The book’s introduction is a detailed chronology of Plowden’s life, describing how a youthful obsession with steam locomotives and trains sparked his artistic career. His work gradually took the form of an extended lament as the last steam engines disappeared, followed inexorably by the Great Lakes steamboats, steel plants, and prairie farms he subsequently photographed. Plowden’s final project was A Handful of Dust, published in 2006. In it his austere prose and photographs documented the silent demise of once thriving farm towns he had visited decades earlier. In the summer of 2005 he quit photographing for good, despairing at the disappearance of his subject matter.
The photographs in Vanishing Point are grouped by subject matter and theme, beginning with steam locomotives in the late 1950’s, progressing through Lake steamers and tugboats, steel mills and bridges, to prairie farms and small towns. The 280 duotones include his iconic "greatest hits" such as "Phoebe Snow, Scranton, PA" (right) and "Statue of Liberty from New Jersey," with many less well-known gems. Plowden’s photos are meticulously crafted; he spent two years at an Indiana steel plant puzzling out how to preserve detail in both shadows and incandescent molten iron. His compositions are conventional, but carefully judged. Many of his early railroad photos include men; as his work matures you see fewer people, but a sense of honest blue-collar work and human craft is pervasive. In his late work, abandoned grain elevators and empty storefronts attest to a way of life that is dead and gone. Viewed sequentially, the images illustrate the apogee and long decline of America’s industrial and agricultural heartland. Plowden's real concern is the human touch; how honest workmanship and ambition transformed heartland America into something approaching art. And how that art has turned to dust after decades of neglect.
In a postscript Plowden describes his equipment, technique, film & paper choices in detail. He has always done his own darkroom printing. His expressed goal has been to portray his subject as directly as possible, without craft calling undue attention to itself. This self-effacing, modest approach is exactly appropriate to the subject. It's also the diametric opposite of the monumental, "look at me" style employed by artists like Edward Burtynsky or Andreas Gursky.
David Plowden by Hank Koshollek
I think the character of David Plowden’s work could be summarized as Walker Evans without the condescension. If you love Robert Frank, you’ll probably find Plowden too gentle and sympathetic. Not enough irony. If Gursky’s your thing, you may even find Plowden boring. But if you’ve ever looked in regret at a shuttered train station, or if you regard Wal-Mart as the Anti-Christ, you should have a look. This beautiful volume is the definitive summation of a worthy career. It may inspire you to check out Plowden’s earlier books—more than twenty in all, four of them still in print.
Geoff Wittig is a small town family physician with a passionate photography obsession. He spends most of his free days hiking and photographing—mostly rural landscapes—and sells enough prints to pay for ink and paper.
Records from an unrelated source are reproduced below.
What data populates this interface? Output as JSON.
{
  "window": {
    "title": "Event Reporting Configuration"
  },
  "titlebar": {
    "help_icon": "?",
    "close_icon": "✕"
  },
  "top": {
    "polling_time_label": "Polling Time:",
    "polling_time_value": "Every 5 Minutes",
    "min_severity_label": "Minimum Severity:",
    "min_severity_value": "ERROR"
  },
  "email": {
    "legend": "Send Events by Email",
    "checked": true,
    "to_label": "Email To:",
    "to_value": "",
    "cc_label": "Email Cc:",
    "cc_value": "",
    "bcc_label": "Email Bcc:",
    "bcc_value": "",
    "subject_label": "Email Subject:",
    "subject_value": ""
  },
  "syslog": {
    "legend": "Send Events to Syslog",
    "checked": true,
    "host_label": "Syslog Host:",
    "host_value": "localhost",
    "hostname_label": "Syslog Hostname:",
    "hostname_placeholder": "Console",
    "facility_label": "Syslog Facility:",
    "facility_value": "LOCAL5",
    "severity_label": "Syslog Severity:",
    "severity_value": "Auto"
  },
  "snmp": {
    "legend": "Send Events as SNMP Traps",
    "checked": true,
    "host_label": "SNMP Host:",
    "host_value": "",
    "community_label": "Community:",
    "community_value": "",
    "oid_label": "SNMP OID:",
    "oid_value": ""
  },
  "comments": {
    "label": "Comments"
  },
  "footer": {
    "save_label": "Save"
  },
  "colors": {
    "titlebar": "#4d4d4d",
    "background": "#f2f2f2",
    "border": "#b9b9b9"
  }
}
Featured Comment by Arthur Gross: "There's also a retrospective show going on now at Catherine Edelman gallery in Chicago to celebrate his 75th birthday and the release of the book. Plowden is a wonderful printer, and quite a number of images from the book are in the show as well. Highly recommended for Plowden fans or fans of B&W photography in general."